Chinese leader Xi Jinping has said China and the United States of America should be partners rather than enemies in order to deepen their relations and move forward being the world’s superpowers.

Xi told Anthony Blinken, the US Secretary of State during a meeting signalling the end of his three-day visit to China at Beijing’s cavernous Great Hall of the People on Friday.

The two countries seek to continue to stabilise rocky relations and expand communication – including on a host of contentions from technology to Taiwan.

“China would like to see a confident, open and prosperous United States. We hope that the United States will view China’s development in a positive light,” Xi told Blinken.

“Once this fundamental problem is solved, China-US relations will truly get better and move forward,” he said.

“China and the US should be partners rather than adversaries; help each other succeed rather than harm each other,” he added.

Xi’s comments come as Chinese officials bristle at actions Washington has taken in the name of national security in the face of an increasingly assertive China, but which Beijing sees as meant to suppress its development.

Those have included US controls on the export to China of high-tech goods that could have military uses, as well as curbs on US investment in certain high-tech sectors in China.

On Wednesday, US President Joe Biden signed a bill that could lead to a nationwide ban on the social media platform TikTok if the company’s Chinese parent ByteDance doesn’t sell it – legislation Beijing has previously decried.

Blinken told Xi the US was “committed to maintain and strengthen lines of communications” with China and “deal responsibly with our differences, so we would not have any miscommunications, misperceptions and any miscalculations.”

Examples of recent progress Blinken cited included “restoring military-to-military communications, counternarcotics and thinking together about the futures of artificial intelligence.”

Their meeting followed five hours of face time between Blinken and counterpart Wang Yi, which both sides characterized as “substantive and constructive.”

But Wang was also clear about sharp tensions that still exist between the world’s two superpowers. As their meetings got underway, Wang said China and the US face a choice between stability and a “downward spiral.”

“Should China and the United States keep to the right direction of moving forward with stability or return to a downward spiral?

“This is a major question before our two countries, and tests our sincerity and ability,” Wang told Blinken during a meeting at the Diaoyutai State Guesthouse, after saying US-China ties were “beginning to stabilize.”

“Should our two sides lead international cooperation against global issues and achieve win-win for all? Or engage in rivalry and confrontation – or even slide into conflict, which would be a lose-lose for all?” he said, speaking through an interpreter.

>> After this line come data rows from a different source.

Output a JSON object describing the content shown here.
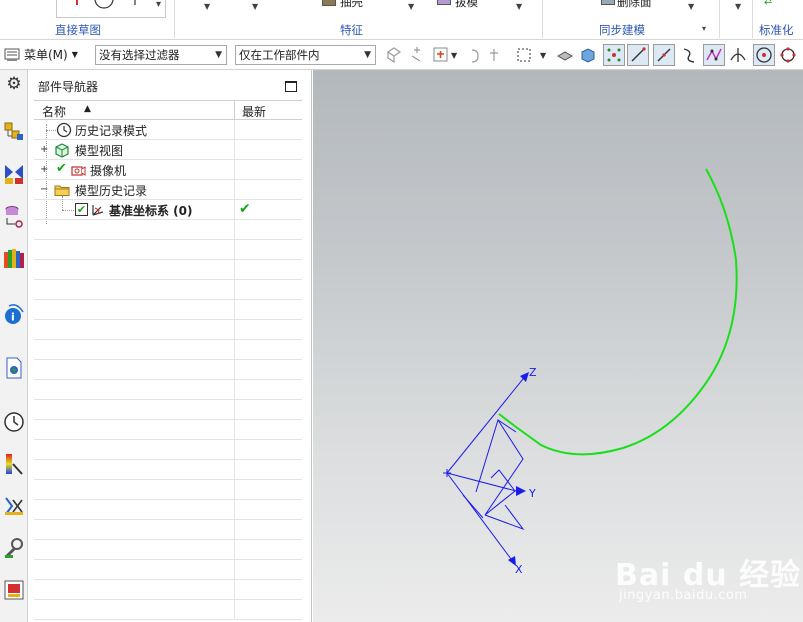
{
  "ribbon": {
    "groups": [
      "直接草图",
      "特征",
      "同步建模",
      "标准化工"
    ],
    "partial_items": [
      "抽壳",
      "拔模",
      "删除面"
    ]
  },
  "toolbar": {
    "menu_label": "菜单(M)",
    "filter_value": "没有选择过滤器",
    "scope_value": "仅在工作部件内"
  },
  "navigator": {
    "title": "部件导航器",
    "columns": {
      "name": "名称",
      "latest": "最新"
    },
    "rows": [
      {
        "label": "历史记录模式",
        "icon": "clock-icon",
        "expander": ""
      },
      {
        "label": "模型视图",
        "icon": "model-view-icon",
        "expander": "+"
      },
      {
        "label": "摄像机",
        "icon": "camera-icon",
        "expander": "+"
      },
      {
        "label": "模型历史记录",
        "icon": "folder-icon",
        "expander": "−"
      },
      {
        "label": "基准坐标系 (0)",
        "icon": "datum-csys-icon",
        "expander": "",
        "latest": "✔"
      }
    ]
  },
  "viewport": {
    "axis_labels": {
      "z": "Z",
      "y": "Y",
      "x": "X"
    },
    "curve_color": "#18e018",
    "csys_color": "#1a1aee"
  },
  "watermark": {
    "brand": "Bai du 经验",
    "url": "jingyan.baidu.com"
  }
}
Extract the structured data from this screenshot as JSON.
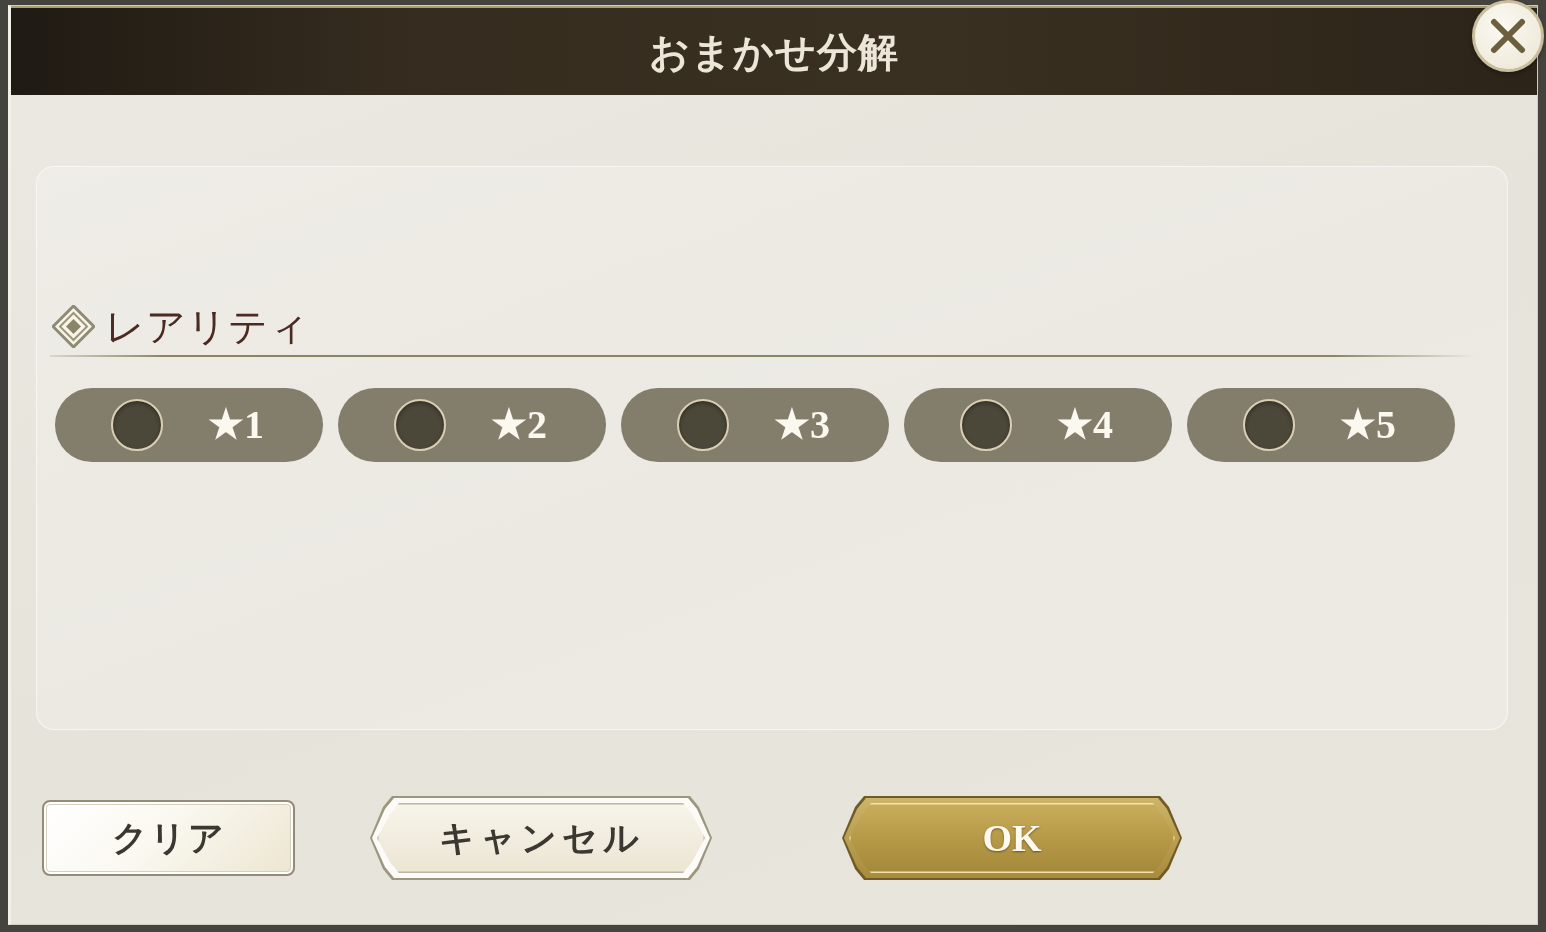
{
  "dialog": {
    "title": "おまかせ分解",
    "section": {
      "heading": "レアリティ",
      "options": [
        {
          "label": "★1",
          "selected": false
        },
        {
          "label": "★2",
          "selected": false
        },
        {
          "label": "★3",
          "selected": false
        },
        {
          "label": "★4",
          "selected": false
        },
        {
          "label": "★5",
          "selected": false
        }
      ]
    },
    "buttons": [
      {
        "label": "クリア",
        "kind": "plain"
      },
      {
        "label": "キャンセル",
        "kind": "secondary"
      },
      {
        "label": "OK",
        "kind": "primary"
      }
    ]
  }
}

During a closed-door meeting later, Wang accused the US of “taking endless measures to suppress China’s economy, trade, science and technology” and over-hyping recent concerns about China’s industrial “overcapacity” flooding global markets.

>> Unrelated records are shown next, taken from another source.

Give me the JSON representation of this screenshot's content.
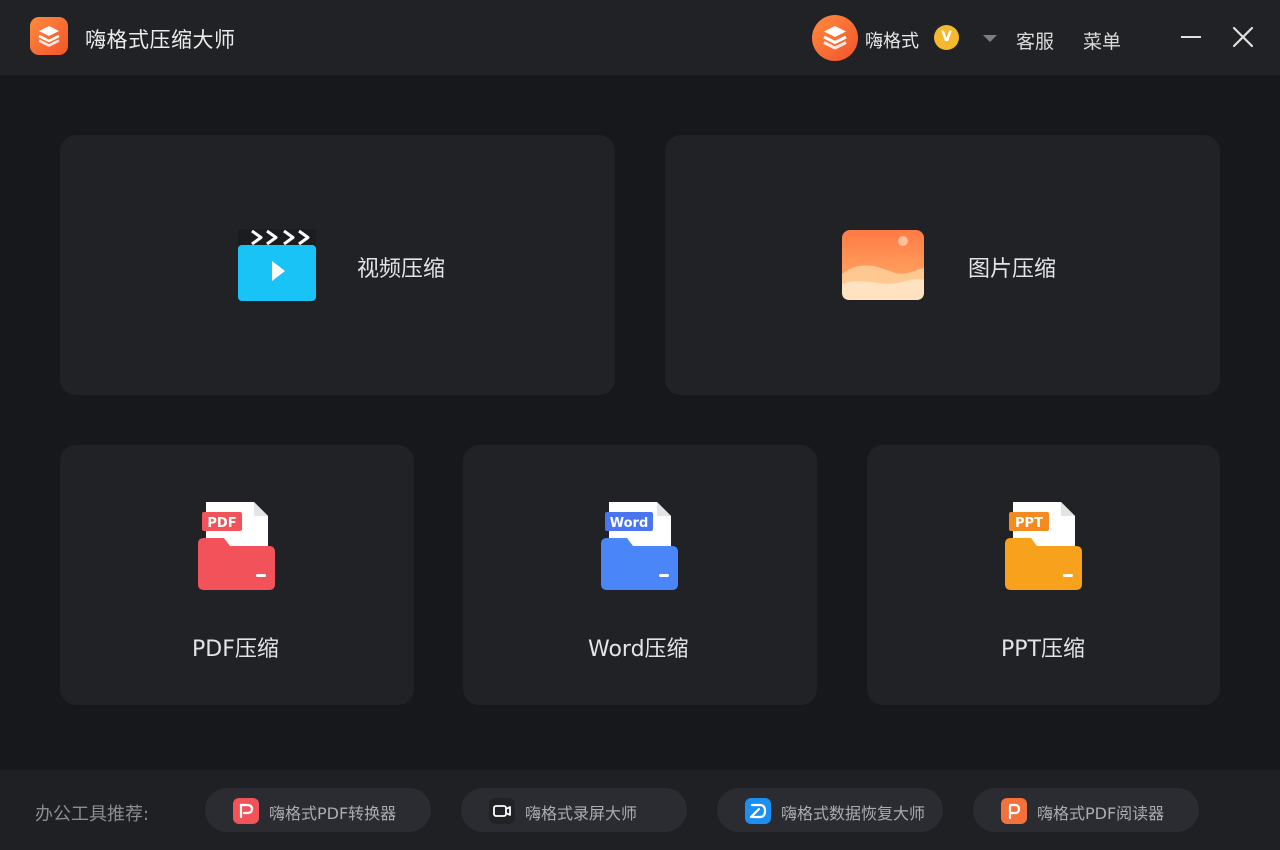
{
  "app": {
    "title": "嗨格式压缩大师"
  },
  "header": {
    "username": "嗨格式",
    "vip_badge": "V",
    "support_label": "客服",
    "menu_label": "菜单"
  },
  "cards": {
    "video": {
      "label": "视频压缩"
    },
    "image": {
      "label": "图片压缩"
    },
    "pdf": {
      "label": "PDF压缩",
      "tag": "PDF"
    },
    "word": {
      "label": "Word压缩",
      "tag": "Word"
    },
    "ppt": {
      "label": "PPT压缩",
      "tag": "PPT"
    }
  },
  "footer": {
    "recommend_label": "办公工具推荐:",
    "tools": [
      {
        "label": "嗨格式PDF转换器",
        "icon": "pdf-converter-icon"
      },
      {
        "label": "嗨格式录屏大师",
        "icon": "screen-recorder-icon"
      },
      {
        "label": "嗨格式数据恢复大师",
        "icon": "data-recovery-icon"
      },
      {
        "label": "嗨格式PDF阅读器",
        "icon": "pdf-reader-icon"
      }
    ]
  },
  "colors": {
    "background": "#16181b",
    "panel": "#202226",
    "brand_orange": "#f2542d",
    "pdf_red": "#f2535a",
    "word_blue": "#4a86f7",
    "ppt_orange": "#f7a11d",
    "video_cyan": "#19c3f5"
  }
}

“(US measures are) not fair competition, but containment, and it is not removing risks, but creating risks,” he said, according to a readout from Chinese state media.

In his comments to Wang ahead of the closed door session, Blinken pointed to a “shared responsibility” between the two countries to “make sure that we’re as clear as possible about the areas where we have differences.”

“I hope we can make some progress on the issues that our presidents agreed we should cooperate on, but also clarify our differences, our intents, and make very clear to each other where we stand,” Blinken said.

The trip is the latest in a string of high-level engagements that included a summit meeting between President Biden and Chinese leader Xi Jinping in California in November, following a period of immense tension.

Both sides also discussed next steps on commitments made by the two leaders on advancing cooperation on counternarcotics, military-to-military communication, talks on artificial intelligence risks and safety, and facilitating people-to-people exchanges, the US State Department said following the meeting.

Speaking to reporters after his meetings, Blinken said the two countries would hold their first talks on artificial intelligence and its risks “in the coming weeks.”